Simone Grind: Promoting a self-sustaining lifestyle through community support agriculture

Simone works at Under Tallarna, a small-scale farm initiated by a bunch of young enthusiasts passionate about self-sustaining lifestyle and sustainable living. The farm is managed under the community support agriculture (CSA) model, where the clients become members of the farm. This eliminates the need for intermediaries securing a more fair and stable income for the farmers and a reliable product to the clients. Farming farmers is, however, Simone’s biggest ambition. She organises events for anyone to try out what it is to be a farmer and to learn about sustainable living. This storymap is a part of the BeUBio storymap series – about young people whose business ideas, jobs and other activities lead the way towards a different and more sustainable economic path. With a variety of different examples, young people from across the Baltic Sea Region, inspire new ways of making business while having a positive impact to the environment and society. The overall aim is to build a community of like-minded people, by sharing our stories and inspiring each other. This initiative comes from the BeUBio project, a collaboration between different partners across the Baltic Sea Region pushing for youth participation in the transition to a bio-based economy, and create synergies with other actors and initiatives addressing the SDGs. 

Jussi Nissi: Cows are not the problem, but the system!

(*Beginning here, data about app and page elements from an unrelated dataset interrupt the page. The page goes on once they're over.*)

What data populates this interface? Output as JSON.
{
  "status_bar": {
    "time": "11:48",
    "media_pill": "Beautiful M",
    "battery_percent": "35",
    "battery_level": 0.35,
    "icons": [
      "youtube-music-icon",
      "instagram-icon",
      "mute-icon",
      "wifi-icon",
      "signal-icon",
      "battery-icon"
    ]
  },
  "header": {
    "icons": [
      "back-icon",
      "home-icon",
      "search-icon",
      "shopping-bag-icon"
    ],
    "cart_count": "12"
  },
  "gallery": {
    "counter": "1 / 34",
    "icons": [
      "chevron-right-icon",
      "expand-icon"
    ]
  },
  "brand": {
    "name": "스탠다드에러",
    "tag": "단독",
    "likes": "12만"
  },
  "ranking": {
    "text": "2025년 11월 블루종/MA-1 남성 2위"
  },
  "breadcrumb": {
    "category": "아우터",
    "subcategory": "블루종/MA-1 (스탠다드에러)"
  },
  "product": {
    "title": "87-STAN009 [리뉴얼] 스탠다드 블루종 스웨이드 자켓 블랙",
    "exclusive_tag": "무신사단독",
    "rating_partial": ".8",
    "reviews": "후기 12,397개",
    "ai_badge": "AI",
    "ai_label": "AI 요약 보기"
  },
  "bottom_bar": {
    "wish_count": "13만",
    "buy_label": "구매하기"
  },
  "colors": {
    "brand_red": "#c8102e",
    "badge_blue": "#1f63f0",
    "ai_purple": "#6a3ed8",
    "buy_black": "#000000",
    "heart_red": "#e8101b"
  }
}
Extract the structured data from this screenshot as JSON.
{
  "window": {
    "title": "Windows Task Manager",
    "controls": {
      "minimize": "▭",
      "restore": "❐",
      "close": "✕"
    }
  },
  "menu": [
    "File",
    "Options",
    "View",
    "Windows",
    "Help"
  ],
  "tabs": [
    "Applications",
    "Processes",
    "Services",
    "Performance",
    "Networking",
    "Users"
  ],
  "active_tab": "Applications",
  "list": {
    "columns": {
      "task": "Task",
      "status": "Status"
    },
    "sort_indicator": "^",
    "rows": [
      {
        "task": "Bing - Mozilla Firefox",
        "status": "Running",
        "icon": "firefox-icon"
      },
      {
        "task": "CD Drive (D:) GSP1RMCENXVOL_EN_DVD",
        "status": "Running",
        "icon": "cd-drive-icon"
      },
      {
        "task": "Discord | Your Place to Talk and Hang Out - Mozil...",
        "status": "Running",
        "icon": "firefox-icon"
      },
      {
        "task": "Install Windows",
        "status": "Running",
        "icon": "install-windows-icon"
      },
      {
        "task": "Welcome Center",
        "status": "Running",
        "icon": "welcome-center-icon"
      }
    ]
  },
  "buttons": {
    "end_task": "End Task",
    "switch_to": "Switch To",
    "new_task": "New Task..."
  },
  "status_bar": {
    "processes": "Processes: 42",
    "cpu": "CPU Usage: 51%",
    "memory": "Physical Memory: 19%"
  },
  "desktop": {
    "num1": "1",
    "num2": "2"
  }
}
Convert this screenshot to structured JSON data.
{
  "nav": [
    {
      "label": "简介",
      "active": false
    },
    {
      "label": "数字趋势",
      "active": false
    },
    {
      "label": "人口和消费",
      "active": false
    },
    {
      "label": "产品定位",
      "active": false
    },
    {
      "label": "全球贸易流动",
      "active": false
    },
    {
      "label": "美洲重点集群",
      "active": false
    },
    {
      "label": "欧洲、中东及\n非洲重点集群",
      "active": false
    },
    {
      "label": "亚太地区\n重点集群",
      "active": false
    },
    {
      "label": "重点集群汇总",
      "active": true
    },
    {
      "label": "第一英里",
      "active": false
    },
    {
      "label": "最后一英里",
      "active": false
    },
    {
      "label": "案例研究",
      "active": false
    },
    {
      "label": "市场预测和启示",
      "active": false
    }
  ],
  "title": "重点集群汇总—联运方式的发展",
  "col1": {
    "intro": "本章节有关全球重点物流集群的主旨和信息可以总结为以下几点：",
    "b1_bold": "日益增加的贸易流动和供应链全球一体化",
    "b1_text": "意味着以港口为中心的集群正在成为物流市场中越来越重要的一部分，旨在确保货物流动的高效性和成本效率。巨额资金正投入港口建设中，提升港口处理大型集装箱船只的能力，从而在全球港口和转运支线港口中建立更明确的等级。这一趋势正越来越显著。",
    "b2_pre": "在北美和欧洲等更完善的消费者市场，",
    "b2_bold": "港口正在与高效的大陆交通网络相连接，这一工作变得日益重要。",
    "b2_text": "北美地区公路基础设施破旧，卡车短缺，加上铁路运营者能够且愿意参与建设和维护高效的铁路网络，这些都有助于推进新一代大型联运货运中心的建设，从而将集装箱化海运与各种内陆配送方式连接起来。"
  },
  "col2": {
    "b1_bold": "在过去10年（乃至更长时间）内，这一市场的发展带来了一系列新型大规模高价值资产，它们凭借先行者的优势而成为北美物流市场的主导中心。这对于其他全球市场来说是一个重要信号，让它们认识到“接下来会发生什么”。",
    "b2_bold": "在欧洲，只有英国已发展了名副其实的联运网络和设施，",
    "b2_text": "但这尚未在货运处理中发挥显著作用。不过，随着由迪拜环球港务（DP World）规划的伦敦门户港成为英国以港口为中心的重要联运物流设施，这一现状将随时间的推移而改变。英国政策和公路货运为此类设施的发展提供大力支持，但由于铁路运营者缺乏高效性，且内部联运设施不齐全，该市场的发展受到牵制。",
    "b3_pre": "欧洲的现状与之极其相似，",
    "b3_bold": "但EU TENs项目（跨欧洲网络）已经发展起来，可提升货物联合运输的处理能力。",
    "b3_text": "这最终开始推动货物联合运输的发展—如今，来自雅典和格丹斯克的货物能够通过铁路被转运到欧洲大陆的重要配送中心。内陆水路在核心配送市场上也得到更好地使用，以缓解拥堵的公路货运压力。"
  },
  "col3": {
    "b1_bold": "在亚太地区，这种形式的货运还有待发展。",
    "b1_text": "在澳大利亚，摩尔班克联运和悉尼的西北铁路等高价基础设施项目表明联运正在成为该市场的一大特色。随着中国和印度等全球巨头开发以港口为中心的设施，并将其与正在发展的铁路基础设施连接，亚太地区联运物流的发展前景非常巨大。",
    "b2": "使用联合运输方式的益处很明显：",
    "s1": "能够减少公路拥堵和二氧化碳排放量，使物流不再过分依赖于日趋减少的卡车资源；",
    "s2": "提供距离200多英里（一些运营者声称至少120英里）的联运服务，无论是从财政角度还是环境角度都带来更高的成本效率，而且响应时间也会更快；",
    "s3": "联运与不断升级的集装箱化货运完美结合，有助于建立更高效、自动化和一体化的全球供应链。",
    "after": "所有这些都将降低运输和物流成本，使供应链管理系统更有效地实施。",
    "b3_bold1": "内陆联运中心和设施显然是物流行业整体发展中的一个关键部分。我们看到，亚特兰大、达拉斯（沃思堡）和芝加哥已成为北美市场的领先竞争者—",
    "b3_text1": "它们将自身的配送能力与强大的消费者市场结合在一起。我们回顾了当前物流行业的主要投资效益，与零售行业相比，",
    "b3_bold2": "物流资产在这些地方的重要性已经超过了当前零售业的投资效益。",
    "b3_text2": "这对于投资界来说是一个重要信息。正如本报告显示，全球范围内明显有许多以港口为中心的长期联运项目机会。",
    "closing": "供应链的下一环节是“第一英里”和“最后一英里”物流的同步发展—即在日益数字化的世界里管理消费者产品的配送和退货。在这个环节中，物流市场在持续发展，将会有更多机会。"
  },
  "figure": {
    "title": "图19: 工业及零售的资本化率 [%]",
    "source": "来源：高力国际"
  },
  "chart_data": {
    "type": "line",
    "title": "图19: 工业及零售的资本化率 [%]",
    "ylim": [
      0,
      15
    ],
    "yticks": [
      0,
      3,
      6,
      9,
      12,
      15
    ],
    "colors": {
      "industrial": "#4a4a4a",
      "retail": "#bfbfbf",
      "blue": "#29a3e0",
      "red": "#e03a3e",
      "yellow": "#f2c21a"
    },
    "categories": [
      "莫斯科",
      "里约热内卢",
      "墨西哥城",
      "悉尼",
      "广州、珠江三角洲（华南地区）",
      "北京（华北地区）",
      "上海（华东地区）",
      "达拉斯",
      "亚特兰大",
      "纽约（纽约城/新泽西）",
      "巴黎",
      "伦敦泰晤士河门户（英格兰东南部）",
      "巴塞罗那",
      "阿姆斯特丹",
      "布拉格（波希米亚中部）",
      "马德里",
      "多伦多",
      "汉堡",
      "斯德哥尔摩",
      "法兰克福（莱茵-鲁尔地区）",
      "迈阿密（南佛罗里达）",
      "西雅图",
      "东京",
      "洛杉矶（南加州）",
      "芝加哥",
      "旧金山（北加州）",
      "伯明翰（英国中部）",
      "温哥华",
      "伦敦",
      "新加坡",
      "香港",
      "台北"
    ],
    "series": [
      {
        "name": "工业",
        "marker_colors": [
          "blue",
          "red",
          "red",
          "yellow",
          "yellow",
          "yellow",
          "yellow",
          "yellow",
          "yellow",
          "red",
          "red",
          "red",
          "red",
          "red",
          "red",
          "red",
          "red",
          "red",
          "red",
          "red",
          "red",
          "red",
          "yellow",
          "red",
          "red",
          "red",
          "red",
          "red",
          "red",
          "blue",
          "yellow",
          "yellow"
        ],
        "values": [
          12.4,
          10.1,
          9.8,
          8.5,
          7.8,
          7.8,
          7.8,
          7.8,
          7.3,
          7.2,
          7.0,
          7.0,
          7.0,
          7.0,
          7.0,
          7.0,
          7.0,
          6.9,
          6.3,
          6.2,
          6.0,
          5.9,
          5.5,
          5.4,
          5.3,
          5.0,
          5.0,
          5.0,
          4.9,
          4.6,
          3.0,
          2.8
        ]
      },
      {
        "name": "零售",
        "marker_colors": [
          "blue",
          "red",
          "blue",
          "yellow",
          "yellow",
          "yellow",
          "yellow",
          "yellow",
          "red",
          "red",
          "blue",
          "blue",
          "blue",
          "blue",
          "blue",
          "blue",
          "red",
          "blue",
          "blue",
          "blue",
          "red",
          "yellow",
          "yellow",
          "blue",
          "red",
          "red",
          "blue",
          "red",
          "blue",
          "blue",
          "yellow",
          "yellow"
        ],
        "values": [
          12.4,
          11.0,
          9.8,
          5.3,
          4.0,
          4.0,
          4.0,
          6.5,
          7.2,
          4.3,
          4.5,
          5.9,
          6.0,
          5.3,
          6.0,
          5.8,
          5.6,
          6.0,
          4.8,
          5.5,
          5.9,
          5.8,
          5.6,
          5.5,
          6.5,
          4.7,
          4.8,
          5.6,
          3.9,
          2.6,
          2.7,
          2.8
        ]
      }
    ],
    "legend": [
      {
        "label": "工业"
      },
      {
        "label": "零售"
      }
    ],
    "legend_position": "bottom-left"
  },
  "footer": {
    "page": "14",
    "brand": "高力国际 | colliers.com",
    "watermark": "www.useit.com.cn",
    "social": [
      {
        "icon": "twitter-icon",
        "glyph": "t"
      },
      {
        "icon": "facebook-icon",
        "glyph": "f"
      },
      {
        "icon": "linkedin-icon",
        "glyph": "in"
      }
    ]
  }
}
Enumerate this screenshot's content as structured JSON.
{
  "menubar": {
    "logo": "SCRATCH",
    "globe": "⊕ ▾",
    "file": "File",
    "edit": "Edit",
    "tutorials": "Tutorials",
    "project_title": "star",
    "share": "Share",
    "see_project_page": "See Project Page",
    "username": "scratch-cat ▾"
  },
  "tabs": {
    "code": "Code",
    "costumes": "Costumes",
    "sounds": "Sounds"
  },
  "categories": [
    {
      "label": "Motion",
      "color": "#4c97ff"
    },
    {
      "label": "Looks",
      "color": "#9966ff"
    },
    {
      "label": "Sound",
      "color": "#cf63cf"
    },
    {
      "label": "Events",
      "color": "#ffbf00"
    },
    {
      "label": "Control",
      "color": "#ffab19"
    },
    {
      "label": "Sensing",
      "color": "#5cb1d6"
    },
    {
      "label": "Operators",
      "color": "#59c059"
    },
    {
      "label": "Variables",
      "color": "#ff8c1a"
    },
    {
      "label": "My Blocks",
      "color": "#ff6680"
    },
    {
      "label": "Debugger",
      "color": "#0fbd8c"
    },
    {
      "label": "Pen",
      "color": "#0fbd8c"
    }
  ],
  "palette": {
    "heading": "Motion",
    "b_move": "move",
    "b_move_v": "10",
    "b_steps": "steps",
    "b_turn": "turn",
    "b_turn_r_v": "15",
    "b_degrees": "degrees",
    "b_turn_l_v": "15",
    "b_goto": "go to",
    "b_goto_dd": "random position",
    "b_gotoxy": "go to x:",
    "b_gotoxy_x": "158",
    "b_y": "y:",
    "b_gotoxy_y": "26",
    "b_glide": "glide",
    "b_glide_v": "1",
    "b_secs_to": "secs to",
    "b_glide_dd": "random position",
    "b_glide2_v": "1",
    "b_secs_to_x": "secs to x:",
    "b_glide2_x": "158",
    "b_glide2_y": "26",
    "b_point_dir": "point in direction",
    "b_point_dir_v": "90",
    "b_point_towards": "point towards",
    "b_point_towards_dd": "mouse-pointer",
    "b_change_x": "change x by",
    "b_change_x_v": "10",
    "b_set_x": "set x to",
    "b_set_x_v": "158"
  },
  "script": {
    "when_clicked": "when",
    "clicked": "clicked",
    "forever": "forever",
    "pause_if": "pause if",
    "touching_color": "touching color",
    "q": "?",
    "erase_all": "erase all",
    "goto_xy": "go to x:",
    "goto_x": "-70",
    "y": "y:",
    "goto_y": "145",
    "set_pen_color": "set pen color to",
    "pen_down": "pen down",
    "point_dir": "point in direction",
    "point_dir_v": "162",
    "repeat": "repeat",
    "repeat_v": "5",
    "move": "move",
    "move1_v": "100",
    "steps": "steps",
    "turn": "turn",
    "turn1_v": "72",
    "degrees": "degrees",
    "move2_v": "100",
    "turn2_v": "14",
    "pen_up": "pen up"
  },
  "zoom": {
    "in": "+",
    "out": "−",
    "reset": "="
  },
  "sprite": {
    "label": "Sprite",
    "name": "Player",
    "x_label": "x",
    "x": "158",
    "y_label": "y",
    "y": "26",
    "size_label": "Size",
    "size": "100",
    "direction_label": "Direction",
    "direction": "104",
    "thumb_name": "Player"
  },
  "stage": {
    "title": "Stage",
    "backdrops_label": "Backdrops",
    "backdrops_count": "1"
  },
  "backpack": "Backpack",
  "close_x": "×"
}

Jussi is a young farmer passionate about food production and carbon sequestration through sustainable farming. Jussi is now finalising his bachelors program at Häme University of Applied Sciences. Jussi is also attending Savory Institutes online course where he has expanded his knowledge of ‘holistic management’. Holistic management involves a combination of practices that ensure the health and wellbeing of land, plants, animals, and the community. Jussi is currently applying some of these practices and developing new methods at Qvidja Gård (manor house) in Southwest Finland. These are improving the quality of the soil and the wellbeing of the cows and lambs while capturing carbon from the atmosphere. In the near future, Jussi will take over his family farm and introduce his knowledge on sustainable farming, which he also hopes will set an example for other farmers to follow.   This storymap is a part of the BeUBio storymap series young people whose business ideas, jobs and other activities lead the way towards a different and more sustainable economic path. With a variety of different examples, young people from across the Baltic Sea Region, inspire new ways of making business while having a positive impact to the environment and society. The overall aim is to build a community of like-minded people, by sharing our stories and inspiring each other. This initiative comes from the BeUBio project, a collaboration between different partners across the Baltic Sea Region pushing for youth participation in the transition to a bio-based economy, and create synergies with other actors and initiatives addressing the SDGs.